On Wednesday, a Senate Special Committee on Aging began reviewing the growing reverse mortgage industry and the practices of lenders who sell reverse mortgages.
Reverse mortgages have come under scrutiny as their popularity grows. From 2005 to 2006, the number of reverse mortgages increased by nearly 76 percent from 48,493 to 85,639. Experts say this number could likely continue to rise as Americans look for new ways to finance longer life expectancy after retirement and increases in costs such as healthcare.
What Are Reverse Mortgages?
While reverse mortgages are designed to help people 62 and older receive money from the equity in their home, some say the program preys on unsuspecting seniors and could lead to financial problems.
Unlike a traditional mortgage, a reverse mortgage allows people aged 62 and older to receive money from the equity in their home in the form of a lump sum or regular monthly payments. In return, the reverse-mortgage lender retains some of the home's equity.
Concerns Around Reverse Mortgages
Some experts point out, that a problem could potentially arise if people outlive the monthly payments offered by the terms of the reverse mortgage. Once the payments cease, the owner is still left with tax payments, upkeep and living expenses without the income or equity to pay for it.
Furthermore, lawmakers fear the industry has become prone to predatory lending tactics and excessive costs and fees.
Speakers at Wednesday's hearing included Carol Anthony who told the panel how her mother was left in financial ruin after the death of her father. After taking out a reverse mortgage, over $165,000 had been taken from her mother's estate. Anthony stated, "We need to have adequate protections in place to ensure only those who would benefit from a reverse mortgage qualify. Without this, reverse mortgages could hurt as many seniors as they help."

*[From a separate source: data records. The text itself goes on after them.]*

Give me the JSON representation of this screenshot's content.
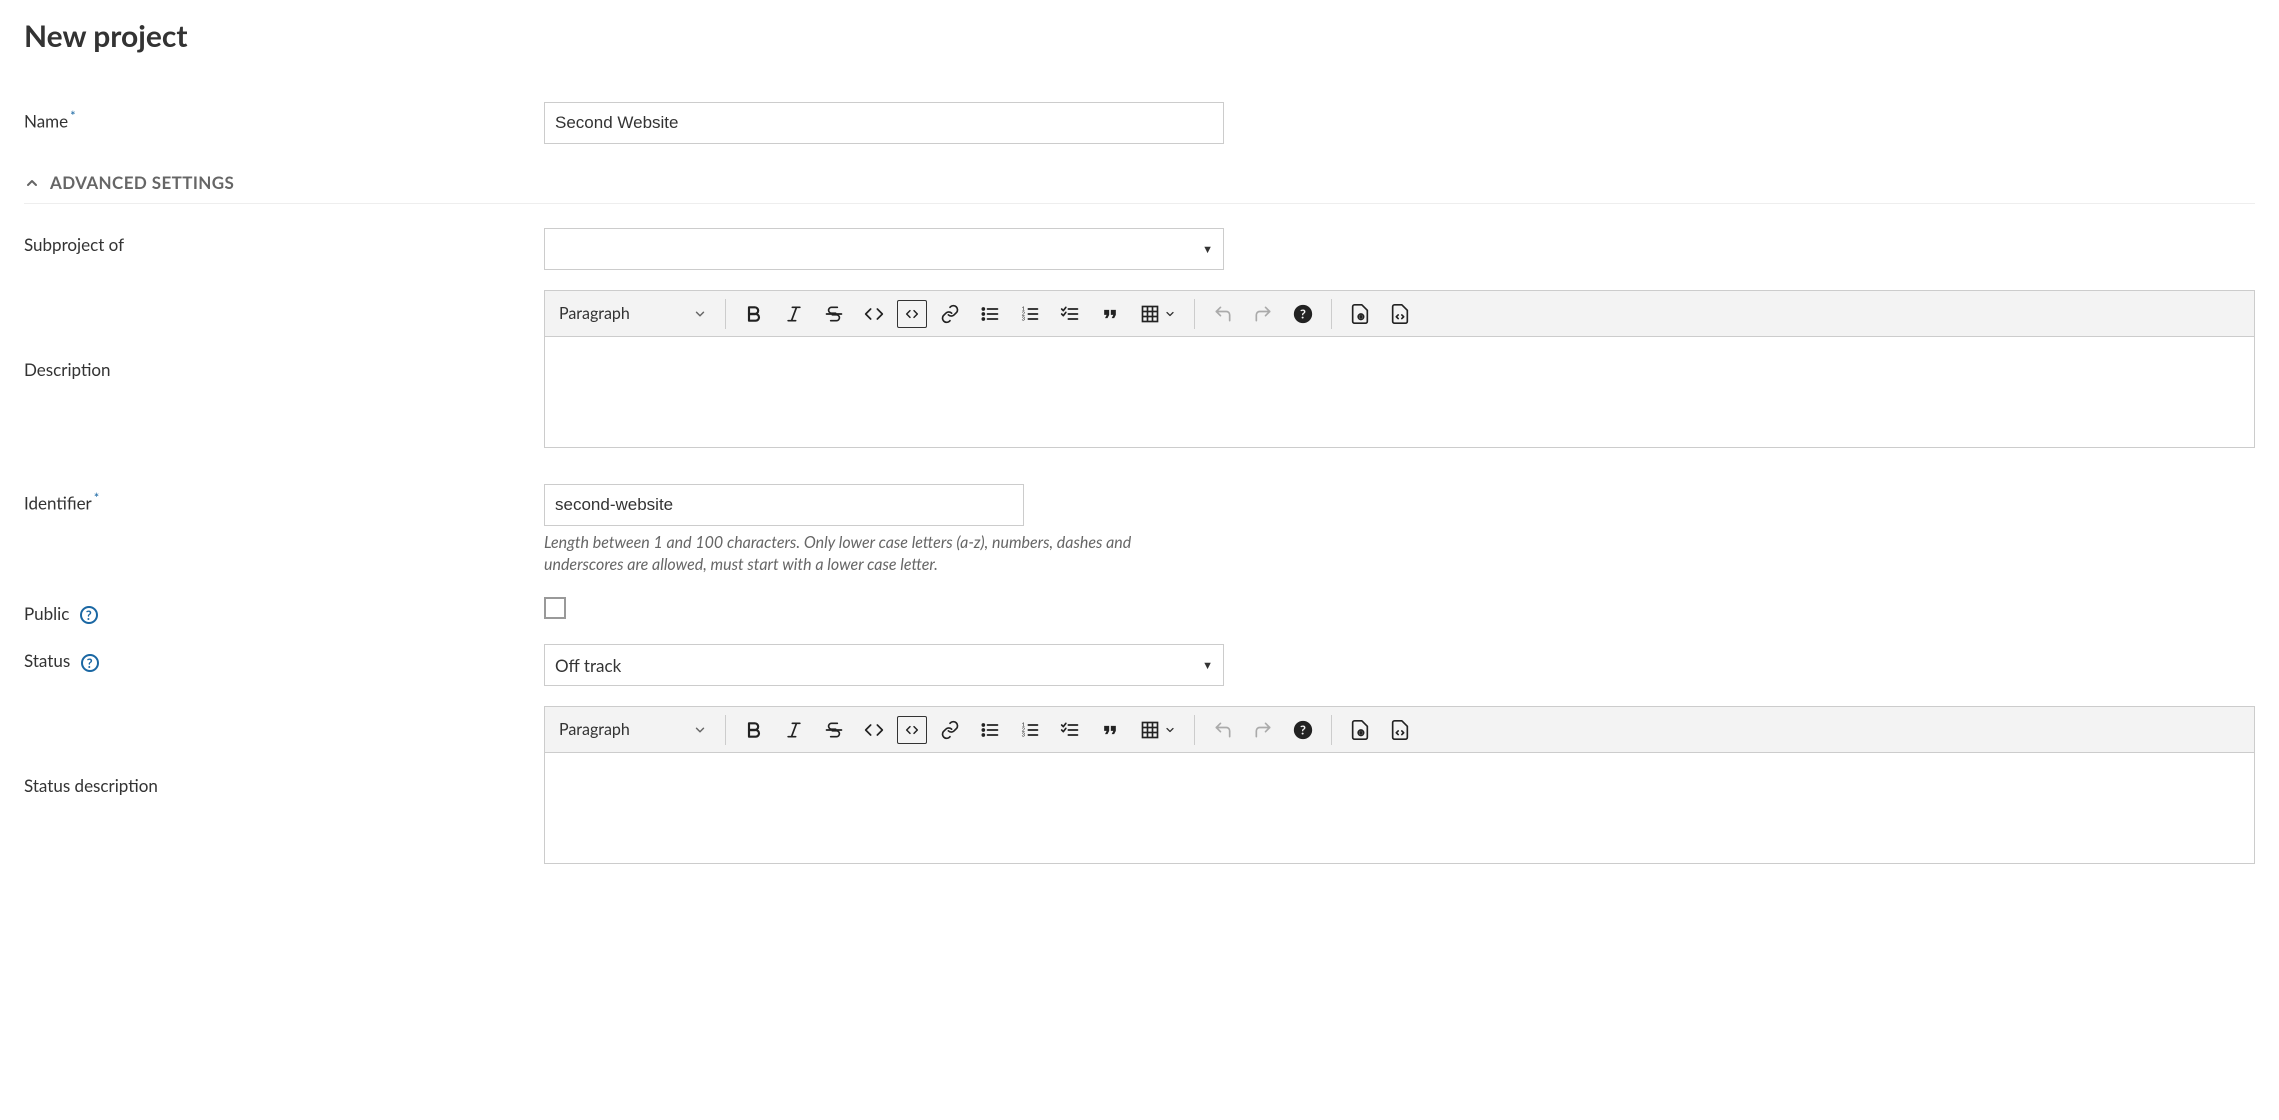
{
  "title": "New project",
  "labels": {
    "name": "Name",
    "advanced": "ADVANCED SETTINGS",
    "subproject": "Subproject of",
    "description": "Description",
    "identifier": "Identifier",
    "public": "Public",
    "status": "Status",
    "status_description": "Status description"
  },
  "values": {
    "name": "Second Website",
    "subproject": "",
    "identifier": "second-website",
    "public": false,
    "status": "Off track"
  },
  "hints": {
    "identifier": "Length between 1 and 100 characters. Only lower case letters (a-z), numbers, dashes and underscores are allowed, must start with a lower case letter."
  },
  "editor": {
    "paragraph": "Paragraph"
  }
}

While reverse mortgages are likely here to stay, the panel hopes that new laws can help prevent offering this type of program to those who are financially unsuited or unqualified, and consequently, could end up falling victim to predatory lending practices in a growing industry.